6. EVERY DAY I WILL HELP SOMEONE ELSE
WHO IS IN NEED. In Hebrews 3:13 the apostle says,
"Encourage one another daily, as long as it is called
Today." There is a great ministry here, in which every
Christian can engage. It is the ministry of encouragement
and support that we give to others when they are in
trouble or in any kind of need. As Christians, we should
be the first people to offer help to those who are in any
kind of distress, and while we have a special ministry to
our brothers and sisters in Christ, we also have a
responsibility to help those who are not believers.
7. EVERY DAY I WILL LIVE AND WORK IN THE
LIGHT OF THE SAVOUR'S COMING AGAIN. In
Proverbs 8:34 we read the words, "Blessed is the man
who listens to me, watching daily at my doors, waiting at
my doorway." Here is the whole idea of vigilance, of
being on the watch. We do not know when the Lord will
return; therefore we will want to live carefully and
prayerfully in the light of His return.
A daily offering of ourselves to the Lord, a daily
prayer time, a daily meeting with Him to feed upon His
Word, a daily dying to self, a daily endeavour to witness in
the power of the Holy Spirit, a daily ministry of
compassion and encouragement to others, and a daily
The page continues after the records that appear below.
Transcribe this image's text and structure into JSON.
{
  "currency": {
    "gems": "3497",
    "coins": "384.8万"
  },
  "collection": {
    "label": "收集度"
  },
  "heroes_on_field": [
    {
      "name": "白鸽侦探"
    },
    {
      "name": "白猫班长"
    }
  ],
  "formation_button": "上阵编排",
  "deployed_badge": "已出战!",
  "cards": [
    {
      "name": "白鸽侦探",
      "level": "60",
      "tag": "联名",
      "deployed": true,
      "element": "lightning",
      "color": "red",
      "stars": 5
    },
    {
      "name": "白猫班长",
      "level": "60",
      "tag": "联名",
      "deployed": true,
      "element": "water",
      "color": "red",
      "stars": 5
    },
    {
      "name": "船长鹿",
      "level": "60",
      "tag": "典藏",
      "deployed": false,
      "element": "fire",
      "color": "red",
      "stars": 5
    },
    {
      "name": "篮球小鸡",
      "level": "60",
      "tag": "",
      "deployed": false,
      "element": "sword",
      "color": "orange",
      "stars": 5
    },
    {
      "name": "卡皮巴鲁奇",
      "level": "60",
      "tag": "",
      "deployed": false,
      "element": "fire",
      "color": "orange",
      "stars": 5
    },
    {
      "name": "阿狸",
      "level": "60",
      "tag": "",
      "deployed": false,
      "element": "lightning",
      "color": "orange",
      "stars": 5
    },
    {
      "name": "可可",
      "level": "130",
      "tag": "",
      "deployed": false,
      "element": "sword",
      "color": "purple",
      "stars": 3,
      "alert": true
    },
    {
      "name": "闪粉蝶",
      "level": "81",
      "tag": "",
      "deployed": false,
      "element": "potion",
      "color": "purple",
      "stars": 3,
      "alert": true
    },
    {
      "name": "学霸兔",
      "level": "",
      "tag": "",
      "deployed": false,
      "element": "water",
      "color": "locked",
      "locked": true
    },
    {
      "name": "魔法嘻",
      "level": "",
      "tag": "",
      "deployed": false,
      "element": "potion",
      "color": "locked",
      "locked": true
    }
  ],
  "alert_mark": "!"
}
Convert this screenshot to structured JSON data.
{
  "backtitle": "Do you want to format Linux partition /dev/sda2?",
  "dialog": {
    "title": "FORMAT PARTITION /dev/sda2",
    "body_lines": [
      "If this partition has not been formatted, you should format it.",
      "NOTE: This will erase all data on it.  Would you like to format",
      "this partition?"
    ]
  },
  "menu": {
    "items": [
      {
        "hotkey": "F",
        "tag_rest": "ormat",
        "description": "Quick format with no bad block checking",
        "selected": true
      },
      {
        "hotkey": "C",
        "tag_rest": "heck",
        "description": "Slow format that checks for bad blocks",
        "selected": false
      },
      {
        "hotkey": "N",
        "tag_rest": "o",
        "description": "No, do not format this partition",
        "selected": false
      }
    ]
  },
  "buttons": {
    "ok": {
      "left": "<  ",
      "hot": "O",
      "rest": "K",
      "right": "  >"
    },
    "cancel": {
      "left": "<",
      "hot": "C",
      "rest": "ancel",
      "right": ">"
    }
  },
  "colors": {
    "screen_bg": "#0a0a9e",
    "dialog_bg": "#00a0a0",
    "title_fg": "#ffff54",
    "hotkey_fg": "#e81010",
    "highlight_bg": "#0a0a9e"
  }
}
watchfulness, remembering that He may return at any
moment - this is a Scriptural pattern for living for the Lord
day by day.